The bowl of muesli, yogurt and fruit couldn’t have been more beautiful. A pinwheel of banana ovals atop silky white yogurt. Between the layers, almond slices, oat flakes and sunflower seeds salted just slightly. In the center, a pinnacle of apple shavings topped by one perfect raspberry.
It couldn’t have been more beautiful and it was just breakfast, 7 a.m., the sun rising in thick humidity, a lazy orange ball in the sky outside the restaurant window.
“When you eat alone, you still cook for yourself?” Her voice was incredulous. Why would I expend the energy, why would I pour effort into making something delicious and beautiful and more-than-satisfying for just myself?
But aren’t I worth it, I wondered? Last night, I poured a glass of Four Graces pinot from Dundee, Oregon (one bottle that the airport security jerks didn’t steal), tossed pinto beans with anchovies, olive oil, purple scallions from the Ann Arbor Farmers Market, and thick chunks of smooth avocado and spooned some roasted cauliflower florets onto my plate. Robin Thicke sang on CD. I sipped my wine and lingered, alone.
I ate pedestrian foods last night and this morning, but they were colorful to me, nearly poetic. And being alone – sometimes I revel in the silence and the freedom and sometimes I cringe.
Beside my computer, I’ve propped two pictures from my trip to Oregon. One, the view from Dog Mountain: a blue ribbon of the Columbia River cutting between the foothills of Mt. Hood, so many trees rooted in the dirt, softening the landscape.
The other, the overlook at the lighthouse in Newport: the rich blue of the Pacific swirling into white around rocky cutouts, vibrant yellow wildflowers and harsh grasses directly below my perch.
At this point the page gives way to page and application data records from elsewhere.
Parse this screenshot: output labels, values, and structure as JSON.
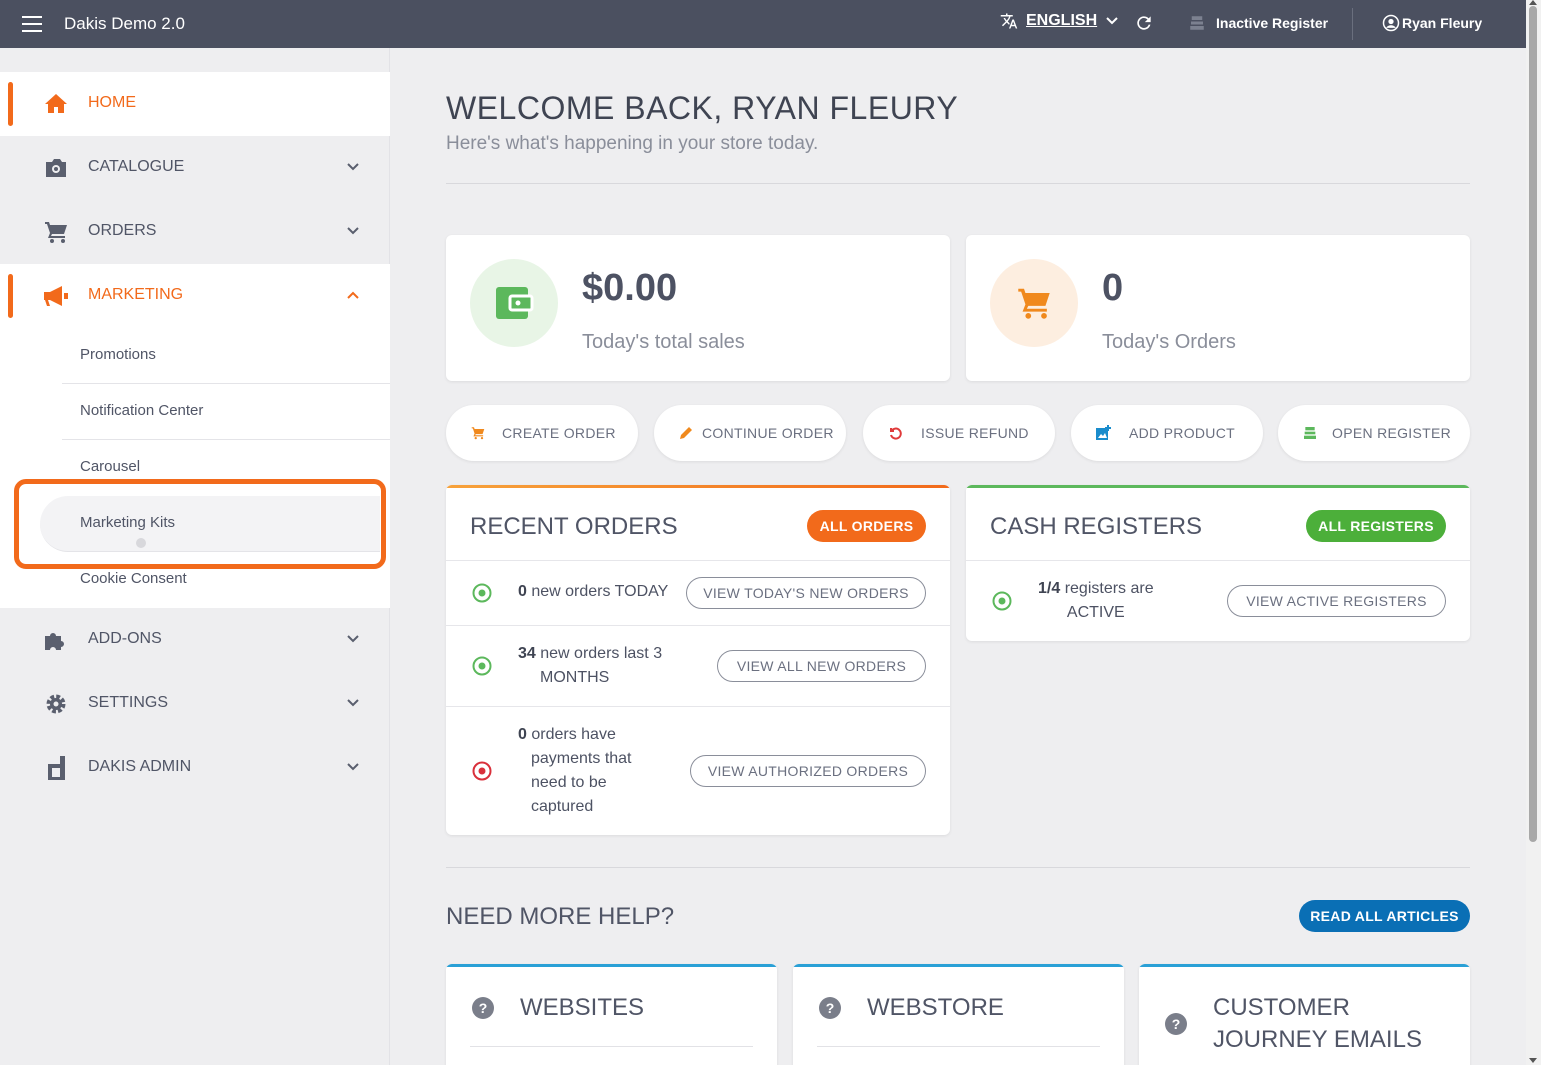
{
  "topbar": {
    "app_title": "Dakis Demo 2.0",
    "language": "ENGLISH",
    "register_status": "Inactive Register",
    "user_name": "Ryan Fleury"
  },
  "sidebar": {
    "items": [
      {
        "label": "HOME",
        "icon": "home-icon"
      },
      {
        "label": "CATALOGUE",
        "icon": "camera-icon"
      },
      {
        "label": "ORDERS",
        "icon": "cart-icon"
      },
      {
        "label": "MARKETING",
        "icon": "megaphone-icon"
      },
      {
        "label": "ADD-ONS",
        "icon": "puzzle-icon"
      },
      {
        "label": "SETTINGS",
        "icon": "gear-icon"
      },
      {
        "label": "DAKIS ADMIN",
        "icon": "dakis-logo-icon"
      }
    ],
    "marketing_sub": [
      "Promotions",
      "Notification Center",
      "Carousel",
      "Marketing Kits",
      "Cookie Consent"
    ]
  },
  "main": {
    "welcome": "WELCOME BACK, RYAN FLEURY",
    "subtitle": "Here's what's happening in your store today.",
    "stats": [
      {
        "value": "$0.00",
        "label": "Today's total sales",
        "icon": "wallet-icon",
        "color": "#5cb85c"
      },
      {
        "value": "0",
        "label": "Today's Orders",
        "icon": "cart-icon",
        "color": "#f0891d"
      }
    ],
    "quick_actions": [
      {
        "label": "CREATE ORDER",
        "icon": "cart-icon",
        "color": "#f0891d"
      },
      {
        "label": "CONTINUE ORDER",
        "icon": "pencil-icon",
        "color": "#f0891d"
      },
      {
        "label": "ISSUE REFUND",
        "icon": "undo-icon",
        "color": "#e03a3a"
      },
      {
        "label": "ADD PRODUCT",
        "icon": "add-photo-icon",
        "color": "#1a8ccc"
      },
      {
        "label": "OPEN REGISTER",
        "icon": "register-icon",
        "color": "#5cb85c"
      }
    ],
    "recent_orders": {
      "title": "RECENT ORDERS",
      "button": "ALL ORDERS",
      "rows": [
        {
          "count": "0",
          "text_a": "new orders TODAY",
          "text_b": "",
          "action": "VIEW TODAY'S NEW ORDERS"
        },
        {
          "count": "34",
          "text_a": "new orders last 3",
          "text_b": "MONTHS",
          "action": "VIEW ALL NEW ORDERS"
        },
        {
          "count": "0",
          "text_a": "orders have",
          "text_b": "payments that",
          "text_c": "need to be",
          "text_d": "captured",
          "action": "VIEW AUTHORIZED ORDERS"
        }
      ]
    },
    "cash_registers": {
      "title": "CASH REGISTERS",
      "button": "ALL REGISTERS",
      "row": {
        "count": "1/4",
        "text_a": "registers are",
        "text_b": "ACTIVE",
        "action": "VIEW ACTIVE REGISTERS"
      }
    },
    "help": {
      "title": "NEED MORE HELP?",
      "button": "READ ALL ARTICLES",
      "cards": [
        {
          "label_a": "WEBSITES",
          "label_b": ""
        },
        {
          "label_a": "WEBSTORE",
          "label_b": ""
        },
        {
          "label_a": "CUSTOMER",
          "label_b": "JOURNEY EMAILS"
        }
      ]
    }
  }
}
Both soothe me and invigorate me when I am hard at work all day. With an eye toward the future, guided by what didn’t work in the past, I am stringing a necklace of incredible moments.
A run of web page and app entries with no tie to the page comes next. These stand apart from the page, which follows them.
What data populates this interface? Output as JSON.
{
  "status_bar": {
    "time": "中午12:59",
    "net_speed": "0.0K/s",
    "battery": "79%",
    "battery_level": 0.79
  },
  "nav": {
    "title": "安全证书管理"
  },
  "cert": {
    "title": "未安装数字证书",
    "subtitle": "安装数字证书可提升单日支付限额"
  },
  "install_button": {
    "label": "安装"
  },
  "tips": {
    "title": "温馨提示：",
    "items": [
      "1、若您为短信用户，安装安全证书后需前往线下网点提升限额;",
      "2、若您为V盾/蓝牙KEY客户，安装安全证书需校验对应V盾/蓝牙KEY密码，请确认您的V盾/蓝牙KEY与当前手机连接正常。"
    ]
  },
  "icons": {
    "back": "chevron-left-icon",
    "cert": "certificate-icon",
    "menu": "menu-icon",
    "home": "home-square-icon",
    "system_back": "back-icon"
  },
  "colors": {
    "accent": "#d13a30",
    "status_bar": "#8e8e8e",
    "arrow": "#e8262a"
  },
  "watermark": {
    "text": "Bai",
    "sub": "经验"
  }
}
Isn’t that what it’s all about? Living in the moments until you’ve amassed a veritable collection of happiness that sinks into your skin?
Today I heard a story about a woman who was born to a Jewish mother and adopted by a Jewish couple. The Orthodox rabbis are telling her, without verification from unopenable adoption records, she can’t be considered authentically Jewish.
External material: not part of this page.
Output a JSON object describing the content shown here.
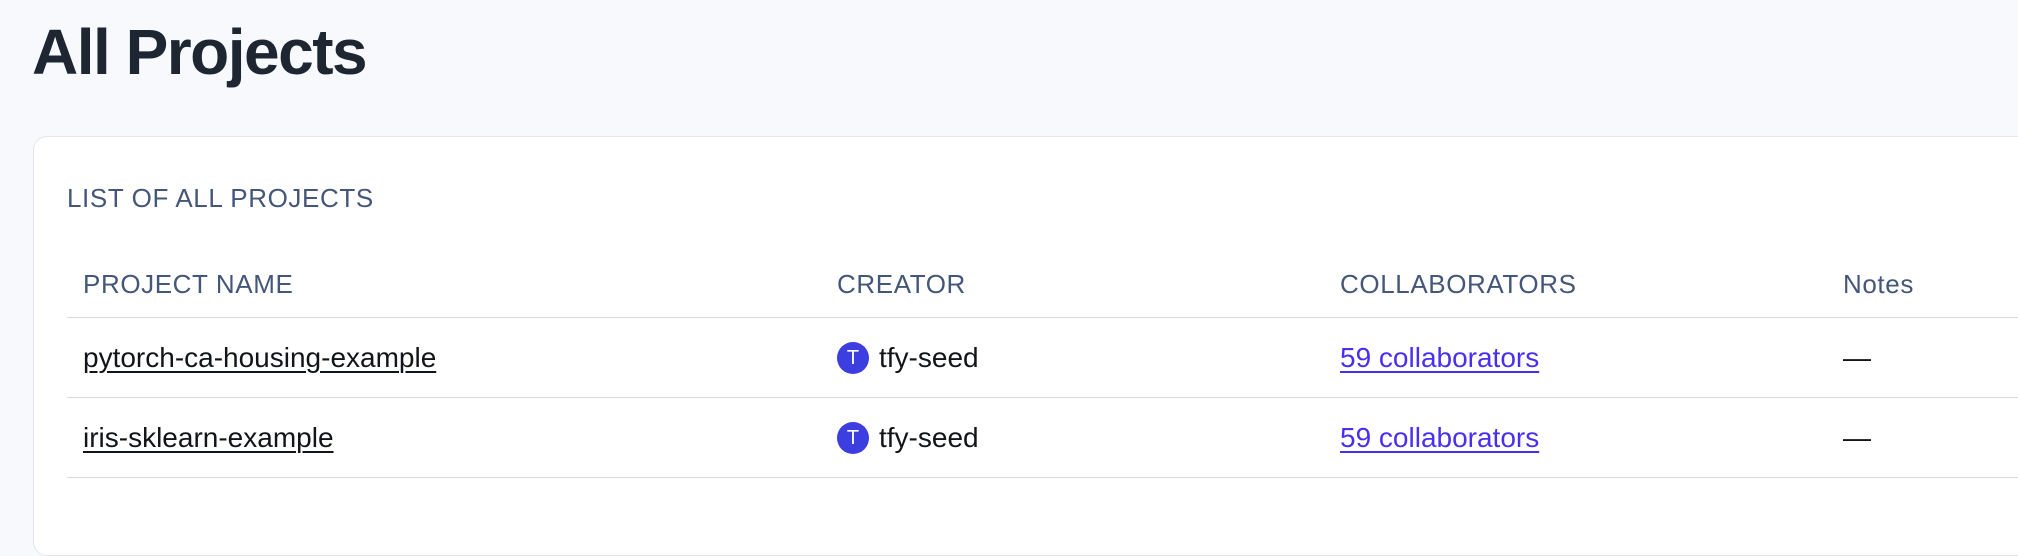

The woman observes the Sabbath meticulously – doesn’t flip her lights on and off or cook from sundown Friday until sundown Saturday, attends synagogue with enthusiasm.
They’ve told her she must convert their way – or her children will have problems getting married under Jewish Law. One rabbi said he’ll only convert her if she lives separately from her husband for several months – so it’s as if their marriage never existed. Another rabbi would do the conversion – if the woman never wears pants again (skirts are considered more modest in some Orthodox circles).
What about how she lives every day? What about her self- identity and feelings inside? What about the meaning she has crafted from the mundane, the choices she has made, the virtues she follows?
I can’t get too caught up. We all pick the rules and systems we want to follow or fit in with. If she cares enough to go along with their mishegoss (Yiddish for craziness), that’s her choice.
But I’ve had it with fitting in. If my divorce has taught me anything, it’s that at the end of each day, I have only to look at myself in the mirror and decide whether I like what I see. It’s only my voice that echoes in the night.
My moments are mine and mine alone. I may share them with others, but I take them with me when I go on my way and hold them like wildflowers late at night.
At breakfast this morning, my friend said it wasn’t until she stopped sleeping on one side of the bed she’d shared with her lover of 12 years that she fell in love with someone new. She had to flail her arms out and sprawl across the invisible divide between her side and where he used to sleep.
I still curl up with my pillow on the right side of the king-size bed. But it’s only been two months. That’s a drop in the bucket of relationship time. An eye-blink. Not even a full season.
I’ll take the metaphor and live with it. Only by letting go – of a former life, of the belief that if we follow this one more rule set by someone else we will finally fit in – can we truly become who we are meant to be.